▼

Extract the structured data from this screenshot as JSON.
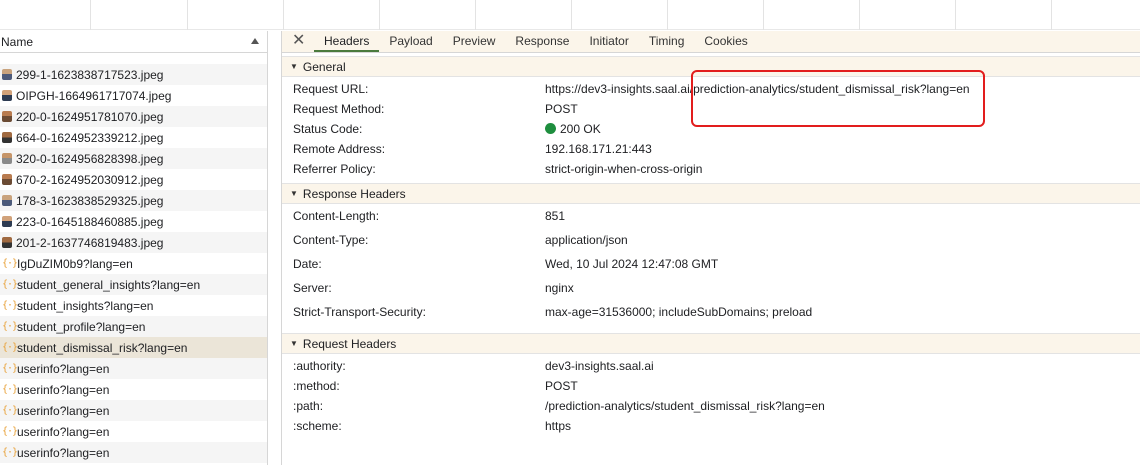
{
  "left": {
    "header": "Name",
    "items": [
      {
        "label": "299-1-1623838717523.jpeg",
        "kind": "image",
        "thumb": "t0"
      },
      {
        "label": "OIPGH-1664961717074.jpeg",
        "kind": "image",
        "thumb": "t1"
      },
      {
        "label": "220-0-1624951781070.jpeg",
        "kind": "image",
        "thumb": "t2"
      },
      {
        "label": "664-0-1624952339212.jpeg",
        "kind": "image",
        "thumb": "t3"
      },
      {
        "label": "320-0-1624956828398.jpeg",
        "kind": "image",
        "thumb": "t4"
      },
      {
        "label": "670-2-1624952030912.jpeg",
        "kind": "image",
        "thumb": "t2"
      },
      {
        "label": "178-3-1623838529325.jpeg",
        "kind": "image",
        "thumb": "t0"
      },
      {
        "label": "223-0-1645188460885.jpeg",
        "kind": "image",
        "thumb": "t1"
      },
      {
        "label": "201-2-1637746819483.jpeg",
        "kind": "image",
        "thumb": "t3"
      },
      {
        "label": "IgDuZIM0b9?lang=en",
        "kind": "xhr"
      },
      {
        "label": "student_general_insights?lang=en",
        "kind": "xhr"
      },
      {
        "label": "student_insights?lang=en",
        "kind": "xhr"
      },
      {
        "label": "student_profile?lang=en",
        "kind": "xhr"
      },
      {
        "label": "student_dismissal_risk?lang=en",
        "kind": "xhr",
        "selected": true
      },
      {
        "label": "userinfo?lang=en",
        "kind": "xhr"
      },
      {
        "label": "userinfo?lang=en",
        "kind": "xhr"
      },
      {
        "label": "userinfo?lang=en",
        "kind": "xhr"
      },
      {
        "label": "userinfo?lang=en",
        "kind": "xhr"
      },
      {
        "label": "userinfo?lang=en",
        "kind": "xhr"
      }
    ]
  },
  "tabs": {
    "close": "✕",
    "items": [
      "Headers",
      "Payload",
      "Preview",
      "Response",
      "Initiator",
      "Timing",
      "Cookies"
    ],
    "active": "Headers"
  },
  "general": {
    "title": "General",
    "rows": [
      {
        "key": "Request URL:",
        "value": "https://dev3-insights.saal.ai/prediction-analytics/student_dismissal_risk?lang=en"
      },
      {
        "key": "Request Method:",
        "value": "POST"
      },
      {
        "key": "Status Code:",
        "value": "200 OK",
        "status_color": "#1e8e3e"
      },
      {
        "key": "Remote Address:",
        "value": "192.168.171.21:443"
      },
      {
        "key": "Referrer Policy:",
        "value": "strict-origin-when-cross-origin"
      }
    ]
  },
  "response_headers": {
    "title": "Response Headers",
    "rows": [
      {
        "key": "Content-Length:",
        "value": "851"
      },
      {
        "key": "Content-Type:",
        "value": "application/json"
      },
      {
        "key": "Date:",
        "value": "Wed, 10 Jul 2024 12:47:08 GMT"
      },
      {
        "key": "Server:",
        "value": "nginx"
      },
      {
        "key": "Strict-Transport-Security:",
        "value": "max-age=31536000; includeSubDomains; preload"
      }
    ]
  },
  "request_headers": {
    "title": "Request Headers",
    "rows": [
      {
        "key": ":authority:",
        "value": "dev3-insights.saal.ai"
      },
      {
        "key": ":method:",
        "value": "POST"
      },
      {
        "key": ":path:",
        "value": "/prediction-analytics/student_dismissal_risk?lang=en"
      },
      {
        "key": ":scheme:",
        "value": "https"
      }
    ]
  },
  "colors": {
    "accent": "#4a7a3d",
    "highlight": "#e21d1d",
    "selected_row": "#ebe5d8"
  }
}
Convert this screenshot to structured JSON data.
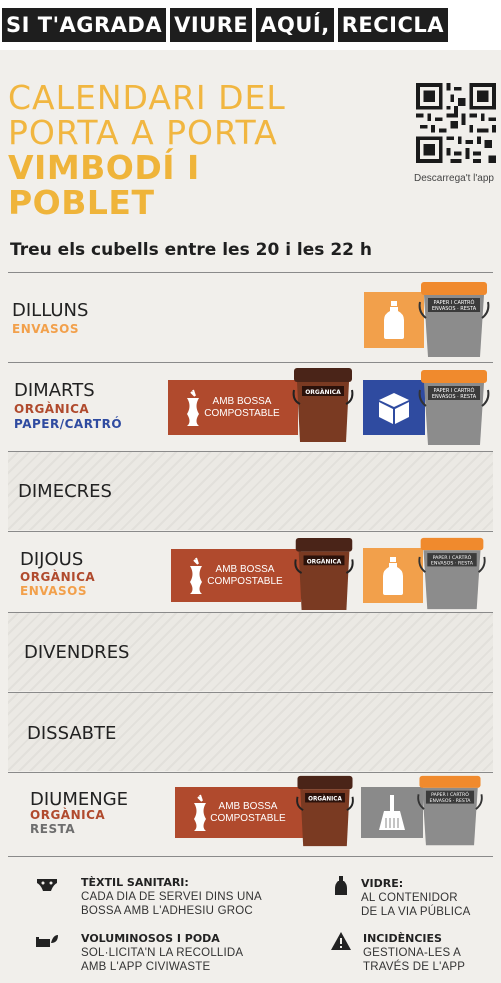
{
  "banner": [
    "SI T'AGRADA",
    "VIURE",
    "AQUÍ,",
    "RECICLA"
  ],
  "title": {
    "line1": "CALENDARI DEL",
    "line2": "PORTA A PORTA",
    "line3": "VIMBODÍ I",
    "line4": "POBLET"
  },
  "qr_caption": "Descarrega't l'app",
  "subtitle": "Treu els cubells entre les 20 i les 22 h",
  "days": {
    "dilluns": {
      "name": "DILLUNS",
      "tags": [
        "ENVASOS"
      ]
    },
    "dimarts": {
      "name": "DIMARTS",
      "tags": [
        "ORGÀNICA",
        "PAPER/CARTRÓ"
      ]
    },
    "dimecres": {
      "name": "DIMECRES"
    },
    "dijous": {
      "name": "DIJOUS",
      "tags": [
        "ORGÀNICA",
        "ENVASOS"
      ]
    },
    "divendres": {
      "name": "DIVENDRES"
    },
    "dissabte": {
      "name": "DISSABTE"
    },
    "diumenge": {
      "name": "DIUMENGE",
      "tags": [
        "ORGÀNICA",
        "RESTA"
      ]
    }
  },
  "organic_label": "AMB BOSSA COMPOSTABLE",
  "organic_bin_label": "ORGÀNICA",
  "grey_bin_label": "PAPER I CARTRÓ / ENVASOS / RESTA",
  "colors": {
    "envasos": "#f2a04b",
    "organica": "#b04a2d",
    "paper": "#2f4ba0",
    "resta": "#8a8a8a",
    "title": "#f1b640"
  },
  "footer": {
    "textil": {
      "title": "TÈXTIL SANITARI:",
      "body": [
        "CADA DIA DE SERVEI DINS UNA",
        "BOSSA AMB L'ADHESIU GROC"
      ]
    },
    "vidre": {
      "title": "VIDRE:",
      "body": [
        "AL CONTENIDOR",
        "DE LA VIA PÚBLICA"
      ]
    },
    "voluminosos": {
      "title": "VOLUMINOSOS I PODA",
      "body": [
        "SOL·LICITA'N LA RECOLLIDA",
        "AMB L'APP CIVIWASTE"
      ]
    },
    "incidencies": {
      "title": "INCIDÈNCIES",
      "body": [
        "GESTIONA-LES A",
        "TRAVÉS DE L'APP"
      ]
    }
  }
}
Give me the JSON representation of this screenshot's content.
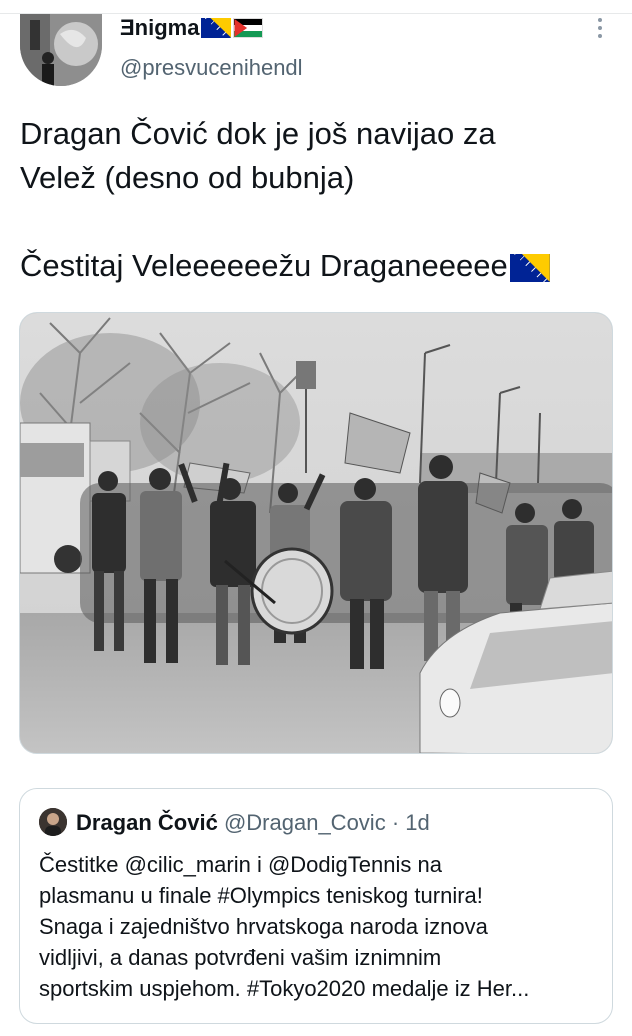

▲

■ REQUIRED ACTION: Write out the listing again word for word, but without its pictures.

■ COMPLETED TASK:
Extract the structured data from this screenshot as JSON.
{
  "left": {
    "header": "Name",
    "items": [
      {
        "label": "299-1-1623838717523.jpeg",
        "kind": "image",
        "thumb": "t0"
      },
      {
        "label": "OIPGH-1664961717074.jpeg",
        "kind": "image",
        "thumb": "t1"
      },
      {
        "label": "220-0-1624951781070.jpeg",
        "kind": "image",
        "thumb": "t2"
      },
      {
        "label": "664-0-1624952339212.jpeg",
        "kind": "image",
        "thumb": "t3"
      },
      {
        "label": "320-0-1624956828398.jpeg",
        "kind": "image",
        "thumb": "t4"
      },
      {
        "label": "670-2-1624952030912.jpeg",
        "kind": "image",
        "thumb": "t2"
      },
      {
        "label": "178-3-1623838529325.jpeg",
        "kind": "image",
        "thumb": "t0"
      },
      {
        "label": "223-0-1645188460885.jpeg",
        "kind": "image",
        "thumb": "t1"
      },
      {
        "label": "201-2-1637746819483.jpeg",
        "kind": "image",
        "thumb": "t3"
      },
      {
        "label": "IgDuZIM0b9?lang=en",
        "kind": "xhr"
      },
      {
        "label": "student_general_insights?lang=en",
        "kind": "xhr"
      },
      {
        "label": "student_insights?lang=en",
        "kind": "xhr"
      },
      {
        "label": "student_profile?lang=en",
        "kind": "xhr"
      },
      {
        "label": "student_dismissal_risk?lang=en",
        "kind": "xhr",
        "selected": true
      },
      {
        "label": "userinfo?lang=en",
        "kind": "xhr"
      },
      {
        "label": "userinfo?lang=en",
        "kind": "xhr"
      },
      {
        "label": "userinfo?lang=en",
        "kind": "xhr"
      },
      {
        "label": "userinfo?lang=en",
        "kind": "xhr"
      },
      {
        "label": "userinfo?lang=en",
        "kind": "xhr"
      }
    ]
  },
  "tabs": {
    "close": "✕",
    "items": [
      "Headers",
      "Payload",
      "Preview",
      "Response",
      "Initiator",
      "Timing",
      "Cookies"
    ],
    "active": "Headers"
  },
  "general": {
    "title": "General",
    "rows": [
      {
        "key": "Request URL:",
        "value": "https://dev3-insights.saal.ai/prediction-analytics/student_dismissal_risk?lang=en"
      },
      {
        "key": "Request Method:",
        "value": "POST"
      },
      {
        "key": "Status Code:",
        "value": "200 OK",
        "status_color": "#1e8e3e"
      },
      {
        "key": "Remote Address:",
        "value": "192.168.171.21:443"
      },
      {
        "key": "Referrer Policy:",
        "value": "strict-origin-when-cross-origin"
      }
    ]
  },
  "response_headers": {
    "title": "Response Headers",
    "rows": [
      {
        "key": "Content-Length:",
        "value": "851"
      },
      {
        "key": "Content-Type:",
        "value": "application/json"
      },
      {
        "key": "Date:",
        "value": "Wed, 10 Jul 2024 12:47:08 GMT"
      },
      {
        "key": "Server:",
        "value": "nginx"
      },
      {
        "key": "Strict-Transport-Security:",
        "value": "max-age=31536000; includeSubDomains; preload"
      }
    ]
  },
  "request_headers": {
    "title": "Request Headers",
    "rows": [
      {
        "key": ":authority:",
        "value": "dev3-insights.saal.ai"
      },
      {
        "key": ":method:",
        "value": "POST"
      },
      {
        "key": ":path:",
        "value": "/prediction-analytics/student_dismissal_risk?lang=en"
      },
      {
        "key": ":scheme:",
        "value": "https"
      }
    ]
  },
  "colors": {
    "accent": "#4a7a3d",
    "highlight": "#e21d1d",
    "selected_row": "#ebe5d8"
  }
}
Convert this screenshot to structured JSON data.
{
  "banner": [
    "SI T'AGRADA",
    "VIURE",
    "AQUÍ,",
    "RECICLA"
  ],
  "title": {
    "line1": "CALENDARI DEL",
    "line2": "PORTA A PORTA",
    "line3": "VIMBODÍ I",
    "line4": "POBLET"
  },
  "qr_caption": "Descarrega't l'app",
  "subtitle": "Treu els cubells entre les 20 i les 22 h",
  "days": {
    "dilluns": {
      "name": "DILLUNS",
      "tags": [
        "ENVASOS"
      ]
    },
    "dimarts": {
      "name": "DIMARTS",
      "tags": [
        "ORGÀNICA",
        "PAPER/CARTRÓ"
      ]
    },
    "dimecres": {
      "name": "DIMECRES"
    },
    "dijous": {
      "name": "DIJOUS",
      "tags": [
        "ORGÀNICA",
        "ENVASOS"
      ]
    },
    "divendres": {
      "name": "DIVENDRES"
    },
    "dissabte": {
      "name": "DISSABTE"
    },
    "diumenge": {
      "name": "DIUMENGE",
      "tags": [
        "ORGÀNICA",
        "RESTA"
      ]
    }
  },
  "organic_label": "AMB BOSSA COMPOSTABLE",
  "organic_bin_label": "ORGÀNICA",
  "grey_bin_label": "PAPER I CARTRÓ / ENVASOS / RESTA",
  "colors": {
    "envasos": "#f2a04b",
    "organica": "#b04a2d",
    "paper": "#2f4ba0",
    "resta": "#8a8a8a",
    "title": "#f1b640"
  },
  "footer": {
    "textil": {
      "title": "TÈXTIL SANITARI:",
      "body": [
        "CADA DIA DE SERVEI DINS UNA",
        "BOSSA AMB L'ADHESIU GROC"
      ]
    },
    "vidre": {
      "title": "VIDRE:",
      "body": [
        "AL CONTENIDOR",
        "DE LA VIA PÚBLICA"
      ]
    },
    "voluminosos": {
      "title": "VOLUMINOSOS I PODA",
      "body": [
        "SOL·LICITA'N LA RECOLLIDA",
        "AMB L'APP CIVIWASTE"
      ]
    },
    "incidencies": {
      "title": "INCIDÈNCIES",
      "body": [
        "GESTIONA-LES A",
        "TRAVÉS DE L'APP"
      ]
    }
  }
}
Give me the JSON representation of this screenshot's content.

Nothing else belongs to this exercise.